Try it » Search the records for the word "Issues". Copy every line where it appears.
(Data provided begins)
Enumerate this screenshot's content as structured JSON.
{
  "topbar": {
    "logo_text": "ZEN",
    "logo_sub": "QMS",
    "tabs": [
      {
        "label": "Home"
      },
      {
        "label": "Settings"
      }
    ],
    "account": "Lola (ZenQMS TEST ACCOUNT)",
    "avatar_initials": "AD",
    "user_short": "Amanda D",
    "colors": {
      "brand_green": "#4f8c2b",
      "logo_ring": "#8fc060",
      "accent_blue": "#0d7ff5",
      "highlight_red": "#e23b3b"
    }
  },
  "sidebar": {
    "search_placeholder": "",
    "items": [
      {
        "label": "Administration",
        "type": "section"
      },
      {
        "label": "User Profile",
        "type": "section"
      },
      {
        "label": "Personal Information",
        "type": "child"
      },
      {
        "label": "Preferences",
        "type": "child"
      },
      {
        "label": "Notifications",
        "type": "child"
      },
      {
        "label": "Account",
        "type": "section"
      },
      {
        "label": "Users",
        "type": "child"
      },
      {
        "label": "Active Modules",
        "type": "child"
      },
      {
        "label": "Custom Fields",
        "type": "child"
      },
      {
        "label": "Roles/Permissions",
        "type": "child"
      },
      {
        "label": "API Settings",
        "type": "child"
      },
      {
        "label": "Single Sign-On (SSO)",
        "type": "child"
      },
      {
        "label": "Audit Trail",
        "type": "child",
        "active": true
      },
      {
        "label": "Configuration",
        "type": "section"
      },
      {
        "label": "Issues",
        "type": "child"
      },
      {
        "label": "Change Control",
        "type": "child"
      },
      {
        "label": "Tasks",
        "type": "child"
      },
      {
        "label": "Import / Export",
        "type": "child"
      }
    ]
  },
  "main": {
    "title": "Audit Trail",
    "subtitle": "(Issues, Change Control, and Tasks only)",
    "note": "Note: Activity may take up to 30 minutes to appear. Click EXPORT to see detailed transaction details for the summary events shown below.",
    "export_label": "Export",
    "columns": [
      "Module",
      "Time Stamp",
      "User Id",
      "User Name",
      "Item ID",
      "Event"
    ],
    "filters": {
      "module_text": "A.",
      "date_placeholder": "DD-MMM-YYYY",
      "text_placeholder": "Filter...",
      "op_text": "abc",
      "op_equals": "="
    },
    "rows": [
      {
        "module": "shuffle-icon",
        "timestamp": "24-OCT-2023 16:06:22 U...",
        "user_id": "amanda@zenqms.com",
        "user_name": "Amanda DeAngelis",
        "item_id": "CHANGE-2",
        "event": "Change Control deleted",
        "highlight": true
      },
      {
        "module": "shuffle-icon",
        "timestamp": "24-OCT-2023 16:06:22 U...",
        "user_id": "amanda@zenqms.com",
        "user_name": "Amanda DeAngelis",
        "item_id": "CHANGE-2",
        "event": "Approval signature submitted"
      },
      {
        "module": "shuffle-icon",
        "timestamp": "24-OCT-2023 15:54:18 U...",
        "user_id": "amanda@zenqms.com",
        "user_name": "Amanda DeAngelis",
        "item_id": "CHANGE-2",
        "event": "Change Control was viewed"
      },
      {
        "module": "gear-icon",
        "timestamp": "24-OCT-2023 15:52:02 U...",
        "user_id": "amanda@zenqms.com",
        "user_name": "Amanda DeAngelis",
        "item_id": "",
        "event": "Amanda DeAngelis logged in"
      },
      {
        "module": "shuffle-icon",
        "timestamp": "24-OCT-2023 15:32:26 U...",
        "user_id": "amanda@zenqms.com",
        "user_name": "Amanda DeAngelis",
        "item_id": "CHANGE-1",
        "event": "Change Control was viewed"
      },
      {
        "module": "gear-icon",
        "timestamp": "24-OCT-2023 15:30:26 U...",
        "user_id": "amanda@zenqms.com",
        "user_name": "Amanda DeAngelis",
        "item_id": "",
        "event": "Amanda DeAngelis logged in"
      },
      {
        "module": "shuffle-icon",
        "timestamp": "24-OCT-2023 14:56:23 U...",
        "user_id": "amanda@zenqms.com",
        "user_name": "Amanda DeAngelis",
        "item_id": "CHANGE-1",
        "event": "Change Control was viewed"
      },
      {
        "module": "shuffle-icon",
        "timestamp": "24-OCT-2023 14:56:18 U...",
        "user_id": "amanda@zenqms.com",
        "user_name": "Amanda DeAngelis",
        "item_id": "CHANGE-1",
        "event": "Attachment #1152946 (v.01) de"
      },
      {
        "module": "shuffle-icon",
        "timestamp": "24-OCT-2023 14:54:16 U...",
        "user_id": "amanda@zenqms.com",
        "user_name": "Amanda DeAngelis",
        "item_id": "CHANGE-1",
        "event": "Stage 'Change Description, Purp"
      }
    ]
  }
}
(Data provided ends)
Your response »
        "label": "Issues",
    "subtitle": "(Issues, Change Control, and Tasks only)",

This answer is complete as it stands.